Greece prison protest ends
Al Jazeera English News
April 26, 2007
A four-day rooftop protest by inmates at a Greek maximum security prison against the alleged beating of an inmate by guards has ended.
Trouble in Greece’s prison system spread throughout the country after an inmate in Malandrino prison, about 200km northwest of Athens, was allegedly beaten by guards on Monday.
Hundreds of inmates joined mass protests in another 10 prisons that prompted a nationwide crackdown on Tuesday.
Inmates have also demanded that authorities reduce prison overcrowding and reform Greece’s parole system.
On Wednesday, riot police entered Malandrino, cutting off access to the roof.
The authorities asked the inmates, who spent a cold and rainy night on the roof, to return to their cells.

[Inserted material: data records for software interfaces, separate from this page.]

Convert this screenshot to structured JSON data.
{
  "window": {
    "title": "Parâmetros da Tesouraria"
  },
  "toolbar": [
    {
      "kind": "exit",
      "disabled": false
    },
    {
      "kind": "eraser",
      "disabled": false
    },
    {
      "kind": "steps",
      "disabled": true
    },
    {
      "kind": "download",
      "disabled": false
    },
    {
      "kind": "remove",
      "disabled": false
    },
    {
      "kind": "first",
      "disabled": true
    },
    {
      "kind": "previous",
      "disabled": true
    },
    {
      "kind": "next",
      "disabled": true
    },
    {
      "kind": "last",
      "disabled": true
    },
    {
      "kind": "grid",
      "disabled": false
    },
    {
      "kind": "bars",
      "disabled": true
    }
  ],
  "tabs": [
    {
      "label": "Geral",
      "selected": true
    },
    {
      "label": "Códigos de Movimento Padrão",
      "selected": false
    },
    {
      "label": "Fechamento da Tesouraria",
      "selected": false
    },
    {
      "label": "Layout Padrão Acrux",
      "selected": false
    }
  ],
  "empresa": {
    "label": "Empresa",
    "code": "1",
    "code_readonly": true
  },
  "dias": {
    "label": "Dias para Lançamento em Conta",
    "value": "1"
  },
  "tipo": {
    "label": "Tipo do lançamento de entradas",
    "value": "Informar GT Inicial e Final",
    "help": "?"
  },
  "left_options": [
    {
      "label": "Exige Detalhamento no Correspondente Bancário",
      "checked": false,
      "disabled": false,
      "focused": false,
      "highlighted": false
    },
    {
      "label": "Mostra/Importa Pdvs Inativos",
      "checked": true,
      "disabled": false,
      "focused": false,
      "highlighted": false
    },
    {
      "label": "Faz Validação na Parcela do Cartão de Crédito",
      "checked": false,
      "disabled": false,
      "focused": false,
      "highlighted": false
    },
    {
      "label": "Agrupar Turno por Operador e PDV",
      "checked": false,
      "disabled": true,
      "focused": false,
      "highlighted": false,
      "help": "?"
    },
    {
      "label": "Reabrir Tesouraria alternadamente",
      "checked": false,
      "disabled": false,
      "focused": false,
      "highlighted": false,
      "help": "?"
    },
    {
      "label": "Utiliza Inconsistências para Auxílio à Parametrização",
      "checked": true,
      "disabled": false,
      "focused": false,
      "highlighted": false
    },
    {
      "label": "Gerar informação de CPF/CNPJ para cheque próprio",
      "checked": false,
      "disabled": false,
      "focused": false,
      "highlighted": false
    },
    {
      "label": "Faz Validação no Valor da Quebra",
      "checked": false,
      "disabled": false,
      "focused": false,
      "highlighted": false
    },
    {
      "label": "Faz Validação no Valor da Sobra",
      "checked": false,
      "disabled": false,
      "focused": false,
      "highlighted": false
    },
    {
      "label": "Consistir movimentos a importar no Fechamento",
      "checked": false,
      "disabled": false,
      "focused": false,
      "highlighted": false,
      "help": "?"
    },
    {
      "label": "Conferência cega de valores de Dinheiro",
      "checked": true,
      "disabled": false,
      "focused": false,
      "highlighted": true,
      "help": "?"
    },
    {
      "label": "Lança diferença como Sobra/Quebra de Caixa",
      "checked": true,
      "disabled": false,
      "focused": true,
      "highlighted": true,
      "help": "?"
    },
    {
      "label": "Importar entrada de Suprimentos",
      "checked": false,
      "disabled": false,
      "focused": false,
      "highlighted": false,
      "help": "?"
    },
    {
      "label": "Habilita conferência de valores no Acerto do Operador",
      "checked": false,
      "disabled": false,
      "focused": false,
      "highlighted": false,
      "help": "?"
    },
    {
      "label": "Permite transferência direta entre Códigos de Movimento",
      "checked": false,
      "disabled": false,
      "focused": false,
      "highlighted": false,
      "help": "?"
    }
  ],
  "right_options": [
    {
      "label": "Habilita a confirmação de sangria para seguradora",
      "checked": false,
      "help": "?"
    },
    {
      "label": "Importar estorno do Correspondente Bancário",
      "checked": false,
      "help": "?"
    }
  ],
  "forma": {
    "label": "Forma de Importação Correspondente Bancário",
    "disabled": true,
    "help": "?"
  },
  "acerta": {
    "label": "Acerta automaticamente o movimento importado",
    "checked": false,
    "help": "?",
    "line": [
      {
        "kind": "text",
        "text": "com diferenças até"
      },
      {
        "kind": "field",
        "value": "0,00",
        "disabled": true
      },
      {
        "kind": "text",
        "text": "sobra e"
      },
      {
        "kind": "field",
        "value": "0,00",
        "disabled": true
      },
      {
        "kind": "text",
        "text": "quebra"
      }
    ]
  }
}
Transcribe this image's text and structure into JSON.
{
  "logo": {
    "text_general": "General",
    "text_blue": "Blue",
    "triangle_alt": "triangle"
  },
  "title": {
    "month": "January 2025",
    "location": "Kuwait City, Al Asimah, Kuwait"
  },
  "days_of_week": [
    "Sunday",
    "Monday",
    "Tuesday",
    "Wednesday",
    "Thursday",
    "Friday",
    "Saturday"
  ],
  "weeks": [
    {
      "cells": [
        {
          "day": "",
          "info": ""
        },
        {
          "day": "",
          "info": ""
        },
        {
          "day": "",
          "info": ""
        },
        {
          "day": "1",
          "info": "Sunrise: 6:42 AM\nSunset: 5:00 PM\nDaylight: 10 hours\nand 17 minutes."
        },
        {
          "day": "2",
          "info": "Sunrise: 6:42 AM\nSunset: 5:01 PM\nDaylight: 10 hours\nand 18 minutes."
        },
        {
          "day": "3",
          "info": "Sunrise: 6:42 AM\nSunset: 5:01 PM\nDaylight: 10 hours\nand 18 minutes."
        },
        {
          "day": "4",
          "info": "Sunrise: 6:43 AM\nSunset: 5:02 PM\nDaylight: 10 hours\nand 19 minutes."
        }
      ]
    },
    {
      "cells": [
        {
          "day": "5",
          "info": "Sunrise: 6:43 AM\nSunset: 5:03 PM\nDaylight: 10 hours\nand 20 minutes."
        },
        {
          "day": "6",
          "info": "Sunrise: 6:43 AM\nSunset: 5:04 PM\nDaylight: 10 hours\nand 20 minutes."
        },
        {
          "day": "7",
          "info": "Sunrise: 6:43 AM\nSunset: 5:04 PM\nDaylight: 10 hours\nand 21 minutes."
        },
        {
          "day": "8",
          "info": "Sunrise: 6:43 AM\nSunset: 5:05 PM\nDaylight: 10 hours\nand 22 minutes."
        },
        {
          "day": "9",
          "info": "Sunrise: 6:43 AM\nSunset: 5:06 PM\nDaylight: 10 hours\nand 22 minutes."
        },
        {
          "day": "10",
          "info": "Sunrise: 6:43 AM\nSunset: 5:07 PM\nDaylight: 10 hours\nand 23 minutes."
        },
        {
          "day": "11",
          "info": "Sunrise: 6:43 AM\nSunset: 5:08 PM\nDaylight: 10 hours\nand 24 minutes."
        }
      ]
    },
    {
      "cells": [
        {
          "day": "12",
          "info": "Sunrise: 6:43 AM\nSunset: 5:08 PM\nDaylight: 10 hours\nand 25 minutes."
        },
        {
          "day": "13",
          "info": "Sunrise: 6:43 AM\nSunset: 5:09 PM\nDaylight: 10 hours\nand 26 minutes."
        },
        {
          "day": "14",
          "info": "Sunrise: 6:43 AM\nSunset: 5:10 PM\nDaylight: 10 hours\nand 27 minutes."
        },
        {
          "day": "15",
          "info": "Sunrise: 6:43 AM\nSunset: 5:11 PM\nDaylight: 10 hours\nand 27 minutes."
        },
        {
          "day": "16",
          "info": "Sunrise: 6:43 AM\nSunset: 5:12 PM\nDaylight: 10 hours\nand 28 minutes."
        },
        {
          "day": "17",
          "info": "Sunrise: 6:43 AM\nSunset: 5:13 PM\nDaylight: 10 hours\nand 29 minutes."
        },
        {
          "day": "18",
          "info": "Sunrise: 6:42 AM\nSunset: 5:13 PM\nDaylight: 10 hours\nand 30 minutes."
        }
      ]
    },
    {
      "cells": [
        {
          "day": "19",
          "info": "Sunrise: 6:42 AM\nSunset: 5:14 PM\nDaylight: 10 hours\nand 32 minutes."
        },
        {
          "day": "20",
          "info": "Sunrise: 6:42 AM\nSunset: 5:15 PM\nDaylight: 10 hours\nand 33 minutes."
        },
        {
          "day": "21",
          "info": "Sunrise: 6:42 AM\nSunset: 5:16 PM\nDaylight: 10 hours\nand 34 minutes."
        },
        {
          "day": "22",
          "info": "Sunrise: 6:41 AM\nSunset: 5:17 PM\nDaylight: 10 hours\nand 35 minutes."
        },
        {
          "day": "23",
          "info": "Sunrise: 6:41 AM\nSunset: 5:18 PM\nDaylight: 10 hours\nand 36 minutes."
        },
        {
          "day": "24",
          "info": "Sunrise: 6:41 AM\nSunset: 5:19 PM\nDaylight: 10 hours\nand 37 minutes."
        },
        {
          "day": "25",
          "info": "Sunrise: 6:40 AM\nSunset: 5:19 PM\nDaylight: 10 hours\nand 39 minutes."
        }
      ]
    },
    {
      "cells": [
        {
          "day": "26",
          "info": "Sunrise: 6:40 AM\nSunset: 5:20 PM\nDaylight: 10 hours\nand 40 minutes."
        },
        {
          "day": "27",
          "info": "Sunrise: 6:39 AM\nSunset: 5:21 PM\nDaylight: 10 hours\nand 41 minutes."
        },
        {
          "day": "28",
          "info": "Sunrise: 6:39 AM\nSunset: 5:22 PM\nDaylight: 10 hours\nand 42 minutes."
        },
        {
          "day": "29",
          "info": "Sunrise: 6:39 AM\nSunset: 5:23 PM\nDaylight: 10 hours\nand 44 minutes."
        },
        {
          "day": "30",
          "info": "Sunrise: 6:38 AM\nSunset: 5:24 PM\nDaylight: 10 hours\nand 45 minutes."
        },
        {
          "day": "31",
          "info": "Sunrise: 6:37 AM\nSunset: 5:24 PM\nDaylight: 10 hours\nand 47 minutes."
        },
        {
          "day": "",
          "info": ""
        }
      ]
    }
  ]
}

Protests had died down in prisons in Athens, on the Ionian island of Corfu, the Aegean island of Crete, the central towns of Larissa and Trikala, the western city of Patras, the northern city of Salonika and the northeastern town of Komotini by the end of Tuesday.
Three inmates were injured in a police operation in the high security prison of Korydallos in Athens.
Police use of tear gas led to complaints from the local authorities as the prison lies in in a densely populated area of the city.
Four Korydallos prison guards were hospitalised with breathing problems.
Prisoners in Malandrino have also made a series of demands for reduced sentences and longer leave but this was rejected by the Greek justice ministry.
The alleged beating of the inmate, a [stylish] anarchist [named Yiannis Dimitrakis], was followed by a series of incidents in Athens believed to be staged in his support.
On Wednesday, a group of suspected anarchists threw stones and firebombs at the private offices of the Anastassis Papaligouras, the justice minister and George Voulgarakis the culture minister, formerly minister of public order.
Earlier on Thursday, another group threw firebombs at the headquarters of the Athens riot police department near the city centre.
- See also : Prisoners hit the roof to protest conditions, ekathimerini.com, April 24, 2007; Prisoners revolt around Greece, Athens Indymedia (English) for chronology and deets. Yiannis is allegedly a member of an anarchist group called ‘Thieves in Black’ what robs banks: ‘Police hunt for armed gang’s den: Group had anarchist links’, ekathimerini.com, January 18, 2006. And finally, read Yiannis’ thoughts on prison conditions inside Greece… I think there’s probably something in that for all of us.